Work order: Using the material below, set down only the line containing "Read all visible content and emit it as JSON." and the lines after it, unchanged.

**** Records ****

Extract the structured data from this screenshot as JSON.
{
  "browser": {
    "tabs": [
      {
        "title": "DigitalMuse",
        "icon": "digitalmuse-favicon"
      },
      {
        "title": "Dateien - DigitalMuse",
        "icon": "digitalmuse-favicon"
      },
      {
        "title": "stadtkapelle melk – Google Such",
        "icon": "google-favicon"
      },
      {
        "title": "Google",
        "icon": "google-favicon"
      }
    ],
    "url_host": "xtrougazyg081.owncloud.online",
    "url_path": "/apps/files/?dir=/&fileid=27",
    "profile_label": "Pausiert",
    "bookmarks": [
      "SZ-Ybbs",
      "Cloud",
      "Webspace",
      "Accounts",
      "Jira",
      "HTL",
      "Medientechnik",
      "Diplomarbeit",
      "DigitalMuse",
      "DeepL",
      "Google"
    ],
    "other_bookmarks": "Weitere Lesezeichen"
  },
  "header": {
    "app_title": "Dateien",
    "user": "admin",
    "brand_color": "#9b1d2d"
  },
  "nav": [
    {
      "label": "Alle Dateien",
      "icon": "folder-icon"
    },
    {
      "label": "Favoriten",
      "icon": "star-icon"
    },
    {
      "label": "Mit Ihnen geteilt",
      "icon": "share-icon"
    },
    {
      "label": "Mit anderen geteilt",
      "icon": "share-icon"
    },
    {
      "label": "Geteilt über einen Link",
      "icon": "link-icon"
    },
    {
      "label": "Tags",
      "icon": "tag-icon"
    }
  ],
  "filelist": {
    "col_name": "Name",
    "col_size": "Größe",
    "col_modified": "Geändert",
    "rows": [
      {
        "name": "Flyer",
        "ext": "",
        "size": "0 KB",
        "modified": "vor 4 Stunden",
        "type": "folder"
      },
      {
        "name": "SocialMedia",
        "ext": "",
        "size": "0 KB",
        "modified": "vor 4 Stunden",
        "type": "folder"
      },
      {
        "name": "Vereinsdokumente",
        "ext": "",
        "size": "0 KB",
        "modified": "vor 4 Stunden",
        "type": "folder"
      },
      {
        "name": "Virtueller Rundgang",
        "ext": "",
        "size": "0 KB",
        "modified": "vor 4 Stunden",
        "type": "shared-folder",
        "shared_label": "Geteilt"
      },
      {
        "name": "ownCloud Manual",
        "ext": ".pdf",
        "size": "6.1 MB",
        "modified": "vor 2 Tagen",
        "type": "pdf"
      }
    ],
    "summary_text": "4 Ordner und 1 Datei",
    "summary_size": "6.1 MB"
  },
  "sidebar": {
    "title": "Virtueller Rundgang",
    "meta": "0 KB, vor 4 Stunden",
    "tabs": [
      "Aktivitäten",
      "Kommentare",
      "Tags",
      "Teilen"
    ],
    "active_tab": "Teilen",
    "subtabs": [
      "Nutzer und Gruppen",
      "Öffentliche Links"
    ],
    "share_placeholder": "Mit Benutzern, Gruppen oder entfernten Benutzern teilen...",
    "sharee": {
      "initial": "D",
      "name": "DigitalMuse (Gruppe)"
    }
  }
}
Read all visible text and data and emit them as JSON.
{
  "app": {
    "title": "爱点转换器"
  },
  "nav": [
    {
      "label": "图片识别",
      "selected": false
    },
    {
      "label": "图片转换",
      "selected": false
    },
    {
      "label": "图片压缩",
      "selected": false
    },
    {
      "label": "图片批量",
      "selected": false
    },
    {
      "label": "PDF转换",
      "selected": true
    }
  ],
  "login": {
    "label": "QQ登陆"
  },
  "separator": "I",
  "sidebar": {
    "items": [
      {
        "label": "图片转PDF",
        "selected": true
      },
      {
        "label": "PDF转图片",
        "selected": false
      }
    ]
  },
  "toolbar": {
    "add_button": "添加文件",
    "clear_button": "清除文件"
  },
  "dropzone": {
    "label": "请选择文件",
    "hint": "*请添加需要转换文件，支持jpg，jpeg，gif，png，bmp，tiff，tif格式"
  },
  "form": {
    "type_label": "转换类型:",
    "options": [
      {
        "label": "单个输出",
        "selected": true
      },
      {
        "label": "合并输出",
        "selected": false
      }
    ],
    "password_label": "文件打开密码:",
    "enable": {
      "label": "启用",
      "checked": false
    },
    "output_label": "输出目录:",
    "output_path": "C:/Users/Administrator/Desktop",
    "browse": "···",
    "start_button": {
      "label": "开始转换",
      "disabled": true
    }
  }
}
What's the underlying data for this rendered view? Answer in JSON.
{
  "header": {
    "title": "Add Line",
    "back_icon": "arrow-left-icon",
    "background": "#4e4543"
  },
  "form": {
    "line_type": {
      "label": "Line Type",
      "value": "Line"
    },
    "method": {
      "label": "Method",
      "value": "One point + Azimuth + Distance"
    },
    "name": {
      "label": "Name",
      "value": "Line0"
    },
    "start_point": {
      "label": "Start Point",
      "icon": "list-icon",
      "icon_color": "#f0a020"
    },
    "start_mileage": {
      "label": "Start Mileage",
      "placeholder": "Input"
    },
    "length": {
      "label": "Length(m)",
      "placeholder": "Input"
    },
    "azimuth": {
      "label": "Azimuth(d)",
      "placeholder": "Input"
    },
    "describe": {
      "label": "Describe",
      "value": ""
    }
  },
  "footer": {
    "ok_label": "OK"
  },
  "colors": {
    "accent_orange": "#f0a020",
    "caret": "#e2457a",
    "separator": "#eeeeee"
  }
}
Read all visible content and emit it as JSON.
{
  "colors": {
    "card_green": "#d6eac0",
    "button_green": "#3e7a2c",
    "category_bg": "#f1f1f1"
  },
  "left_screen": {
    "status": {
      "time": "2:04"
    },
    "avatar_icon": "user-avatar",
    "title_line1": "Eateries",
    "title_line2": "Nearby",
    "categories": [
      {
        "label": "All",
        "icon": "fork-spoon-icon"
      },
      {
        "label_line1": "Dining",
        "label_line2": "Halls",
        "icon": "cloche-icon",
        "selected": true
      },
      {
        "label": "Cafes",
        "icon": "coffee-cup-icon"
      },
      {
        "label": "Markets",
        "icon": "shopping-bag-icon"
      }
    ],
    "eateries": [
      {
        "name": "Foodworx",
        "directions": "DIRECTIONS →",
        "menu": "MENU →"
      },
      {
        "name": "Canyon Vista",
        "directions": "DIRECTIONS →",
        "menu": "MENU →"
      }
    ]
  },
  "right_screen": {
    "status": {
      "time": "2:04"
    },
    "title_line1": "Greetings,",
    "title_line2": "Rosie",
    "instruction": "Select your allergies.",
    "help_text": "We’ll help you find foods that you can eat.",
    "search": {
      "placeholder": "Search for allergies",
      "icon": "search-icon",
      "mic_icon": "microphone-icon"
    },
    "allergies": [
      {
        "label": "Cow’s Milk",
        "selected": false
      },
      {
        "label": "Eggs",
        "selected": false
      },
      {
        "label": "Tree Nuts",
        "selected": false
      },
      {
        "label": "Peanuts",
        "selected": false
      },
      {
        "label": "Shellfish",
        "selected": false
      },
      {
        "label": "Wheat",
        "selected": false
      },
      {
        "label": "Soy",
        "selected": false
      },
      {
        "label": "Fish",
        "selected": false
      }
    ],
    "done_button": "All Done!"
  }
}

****

Response to the task:
Read all visible content and emit it as JSON.
{
  "colors": {
    "card_green": "#d6eac0",
    "button_green": "#3e7a2c",
    "category_bg": "#f1f1f1"
  },
  "left_screen": {
    "status": {
      "time": "2:04"
    },
    "avatar_icon": "user-avatar",
    "title_line1": "Eateries",
    "title_line2": "Nearby",
    "categories": [
      {
        "label": "All",
        "icon": "fork-spoon-icon"
      },
      {
        "label_line1": "Dining",
        "label_line2": "Halls",
        "icon": "cloche-icon",
        "selected": true
      },
      {
        "label": "Cafes",
        "icon": "coffee-cup-icon"
      },
      {
        "label": "Markets",
        "icon": "shopping-bag-icon"
      }
    ],
    "eateries": [
      {
        "name": "Foodworx",
        "directions": "DIRECTIONS →",
        "menu": "MENU →"
      },
      {
        "name": "Canyon Vista",
        "directions": "DIRECTIONS →",
        "menu": "MENU →"
      }
    ]
  },
  "right_screen": {
    "status": {
      "time": "2:04"
    },
    "title_line1": "Greetings,",
    "title_line2": "Rosie",
    "instruction": "Select your allergies.",
    "help_text": "We’ll help you find foods that you can eat.",
    "search": {
      "placeholder": "Search for allergies",
      "icon": "search-icon",
      "mic_icon": "microphone-icon"
    },
    "allergies": [
      {
        "label": "Cow’s Milk",
        "selected": false
      },
      {
        "label": "Eggs",
        "selected": false
      },
      {
        "label": "Tree Nuts",
        "selected": false
      },
      {
        "label": "Peanuts",
        "selected": false
      },
      {
        "label": "Shellfish",
        "selected": false
      },
      {
        "label": "Wheat",
        "selected": false
      },
      {
        "label": "Soy",
        "selected": false
      },
      {
        "label": "Fish",
        "selected": false
      }
    ],
    "done_button": "All Done!"
  }
}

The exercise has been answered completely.